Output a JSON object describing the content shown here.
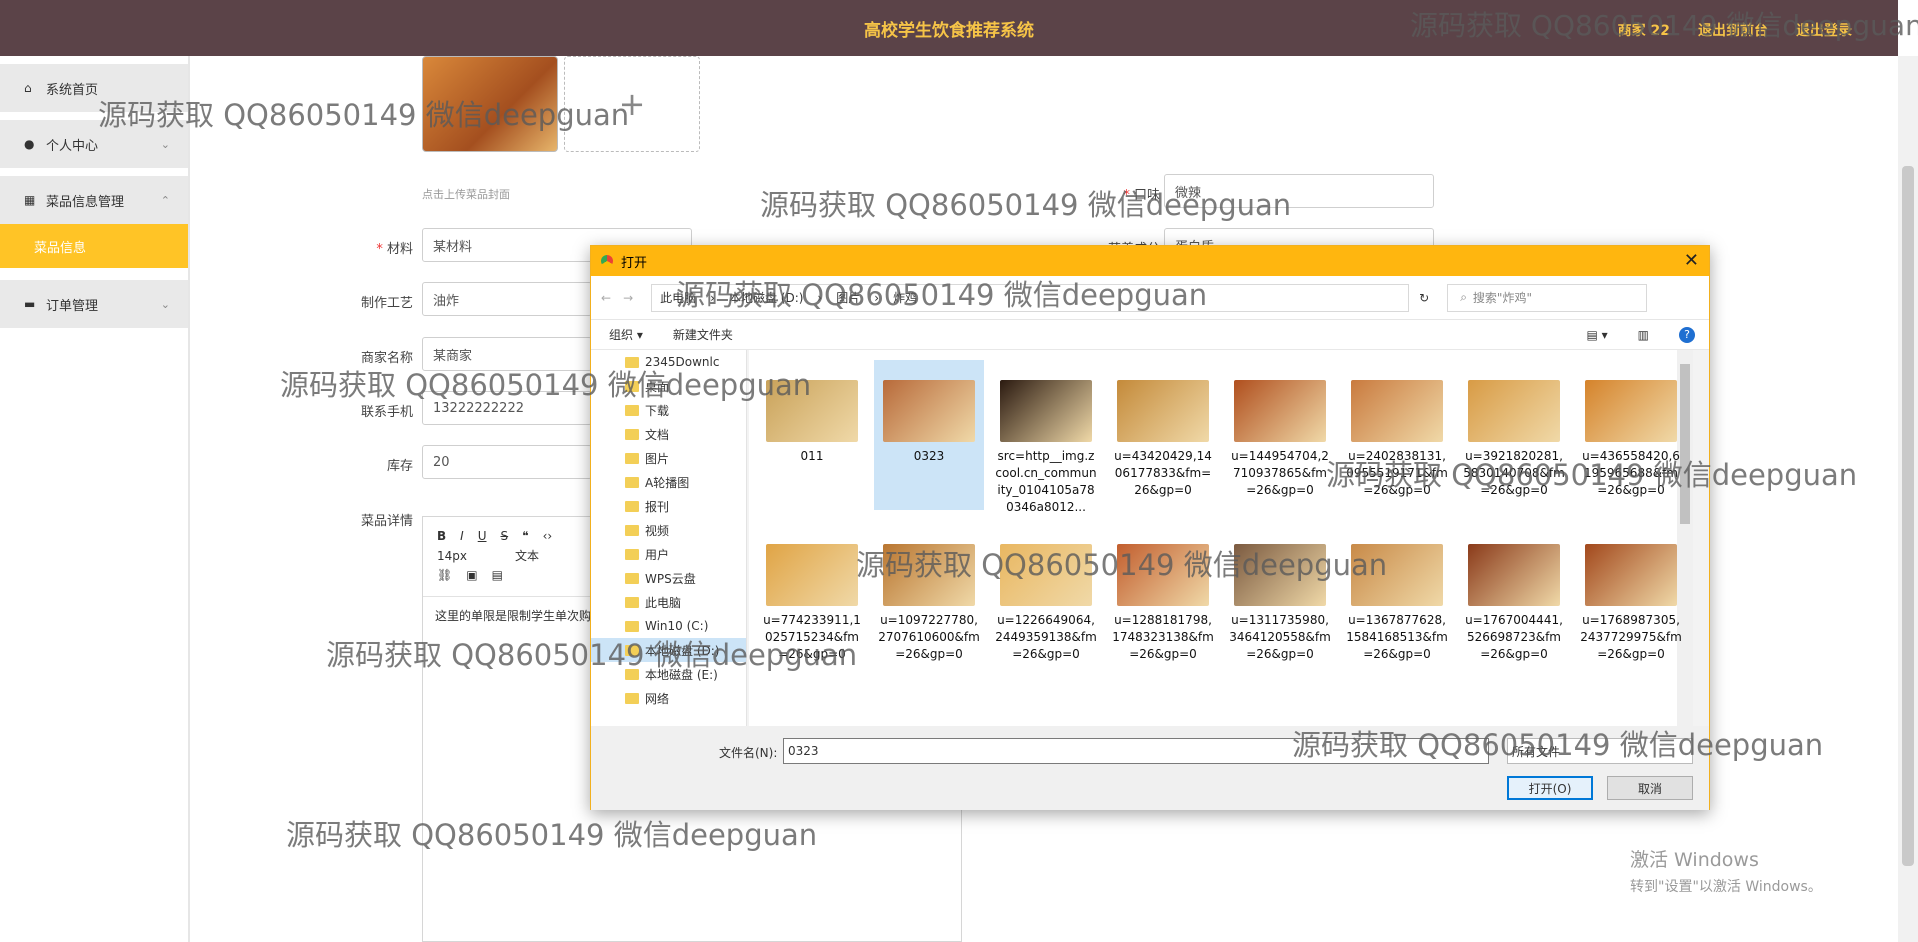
{
  "header": {
    "title": "高校学生饮食推荐系统",
    "user": "商家 22",
    "exit_front": "退出到前台",
    "logout": "退出登录"
  },
  "sidebar": {
    "home": "系统首页",
    "profile": "个人中心",
    "dish_mgmt": "菜品信息管理",
    "dish_info": "菜品信息",
    "orders": "订单管理"
  },
  "form": {
    "upload_hint": "点击上传菜品封面",
    "material_label": "材料",
    "material_value": "某材料",
    "process_label": "制作工艺",
    "process_value": "油炸",
    "merchant_label": "商家名称",
    "merchant_value": "某商家",
    "phone_label": "联系手机",
    "phone_value": "13222222222",
    "stock_label": "库存",
    "stock_value": "20",
    "detail_label": "菜品详情",
    "taste_label": "口味",
    "taste_value": "微辣",
    "nutrition_label": "营养成分",
    "nutrition_value": "蛋白质",
    "editor_font_size": "14px",
    "editor_format": "文本",
    "editor_text": "这里的单限是限制学生单次购"
  },
  "dialog": {
    "title": "打开",
    "address": [
      "此电脑",
      "本地磁盘 (D:)",
      "图片",
      "炸鸡"
    ],
    "search_placeholder": "搜索\"炸鸡\"",
    "organize": "组织 ▾",
    "new_folder": "新建文件夹",
    "tree": [
      "2345Downlc",
      "桌面",
      "下载",
      "文档",
      "图片",
      "A轮播图",
      "报刊",
      "视频",
      "用户",
      "WPS云盘",
      "此电脑",
      "Win10 (C:)",
      "本地磁盘 (D:)",
      "本地磁盘 (E:)",
      "网络"
    ],
    "files": [
      {
        "name": "011",
        "color": "#c9a25a"
      },
      {
        "name": "0323",
        "color": "#b86a3a"
      },
      {
        "name": "src=http__img.zcool.cn_community_0104105a780346a8012...",
        "color": "#2b1a10"
      },
      {
        "name": "u=43420429,1406177833&fm=26&gp=0",
        "color": "#c48a3a"
      },
      {
        "name": "u=144954704,2710937865&fm=26&gp=0",
        "color": "#b04f1e"
      },
      {
        "name": "u=2402838131,0955519171&fm=26&gp=0",
        "color": "#c97a3e"
      },
      {
        "name": "u=3921820281,5830140708&fm=26&gp=0",
        "color": "#d89b45"
      },
      {
        "name": "u=436558420,6195965688&fm=26&gp=0",
        "color": "#d5832b"
      },
      {
        "name": "u=774233911,1025715234&fm=26&gp=0",
        "color": "#e0a445"
      },
      {
        "name": "u=1097227780,2707610600&fm=26&gp=0",
        "color": "#b97631"
      },
      {
        "name": "u=1226649064,2449359138&fm=26&gp=0",
        "color": "#e9b761"
      },
      {
        "name": "u=1288181798,1748323138&fm=26&gp=0",
        "color": "#c25e2e"
      },
      {
        "name": "u=1311735980,3464120558&fm=26&gp=0",
        "color": "#7b5a40"
      },
      {
        "name": "u=1367877628,1584168513&fm=26&gp=0",
        "color": "#c88a48"
      },
      {
        "name": "u=1767004441,526698723&fm=26&gp=0",
        "color": "#8a3a1a"
      },
      {
        "name": "u=1768987305,2437729975&fm=26&gp=0",
        "color": "#a2481c"
      }
    ],
    "filename_label": "文件名(N):",
    "filename_value": "0323",
    "filetype": "所有文件",
    "open": "打开(O)",
    "cancel": "取消"
  },
  "watermark": "源码获取 QQ86050149 微信deepguan",
  "activate": {
    "line1": "激活 Windows",
    "line2": "转到\"设置\"以激活 Windows。"
  }
}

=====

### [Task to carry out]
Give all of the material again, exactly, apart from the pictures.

### [Solution to this exercise]
Output a JSON object describing the content shown here.
{
  "header": {
    "title": "高校学生饮食推荐系统",
    "user": "商家 22",
    "exit_front": "退出到前台",
    "logout": "退出登录"
  },
  "sidebar": {
    "home": "系统首页",
    "profile": "个人中心",
    "dish_mgmt": "菜品信息管理",
    "dish_info": "菜品信息",
    "orders": "订单管理"
  },
  "form": {
    "upload_hint": "点击上传菜品封面",
    "material_label": "材料",
    "material_value": "某材料",
    "process_label": "制作工艺",
    "process_value": "油炸",
    "merchant_label": "商家名称",
    "merchant_value": "某商家",
    "phone_label": "联系手机",
    "phone_value": "13222222222",
    "stock_label": "库存",
    "stock_value": "20",
    "detail_label": "菜品详情",
    "taste_label": "口味",
    "taste_value": "微辣",
    "nutrition_label": "营养成分",
    "nutrition_value": "蛋白质",
    "editor_font_size": "14px",
    "editor_format": "文本",
    "editor_text": "这里的单限是限制学生单次购"
  },
  "dialog": {
    "title": "打开",
    "address": [
      "此电脑",
      "本地磁盘 (D:)",
      "图片",
      "炸鸡"
    ],
    "search_placeholder": "搜索\"炸鸡\"",
    "organize": "组织 ▾",
    "new_folder": "新建文件夹",
    "tree": [
      "2345Downlc",
      "桌面",
      "下载",
      "文档",
      "图片",
      "A轮播图",
      "报刊",
      "视频",
      "用户",
      "WPS云盘",
      "此电脑",
      "Win10 (C:)",
      "本地磁盘 (D:)",
      "本地磁盘 (E:)",
      "网络"
    ],
    "files": [
      {
        "name": "011",
        "color": "#c9a25a"
      },
      {
        "name": "0323",
        "color": "#b86a3a"
      },
      {
        "name": "src=http__img.zcool.cn_community_0104105a780346a8012...",
        "color": "#2b1a10"
      },
      {
        "name": "u=43420429,1406177833&fm=26&gp=0",
        "color": "#c48a3a"
      },
      {
        "name": "u=144954704,2710937865&fm=26&gp=0",
        "color": "#b04f1e"
      },
      {
        "name": "u=2402838131,0955519171&fm=26&gp=0",
        "color": "#c97a3e"
      },
      {
        "name": "u=3921820281,5830140708&fm=26&gp=0",
        "color": "#d89b45"
      },
      {
        "name": "u=436558420,6195965688&fm=26&gp=0",
        "color": "#d5832b"
      },
      {
        "name": "u=774233911,1025715234&fm=26&gp=0",
        "color": "#e0a445"
      },
      {
        "name": "u=1097227780,2707610600&fm=26&gp=0",
        "color": "#b97631"
      },
      {
        "name": "u=1226649064,2449359138&fm=26&gp=0",
        "color": "#e9b761"
      },
      {
        "name": "u=1288181798,1748323138&fm=26&gp=0",
        "color": "#c25e2e"
      },
      {
        "name": "u=1311735980,3464120558&fm=26&gp=0",
        "color": "#7b5a40"
      },
      {
        "name": "u=1367877628,1584168513&fm=26&gp=0",
        "color": "#c88a48"
      },
      {
        "name": "u=1767004441,526698723&fm=26&gp=0",
        "color": "#8a3a1a"
      },
      {
        "name": "u=1768987305,2437729975&fm=26&gp=0",
        "color": "#a2481c"
      }
    ],
    "filename_label": "文件名(N):",
    "filename_value": "0323",
    "filetype": "所有文件",
    "open": "打开(O)",
    "cancel": "取消"
  },
  "watermark": "源码获取 QQ86050149 微信deepguan",
  "activate": {
    "line1": "激活 Windows",
    "line2": "转到\"设置\"以激活 Windows。"
  }
}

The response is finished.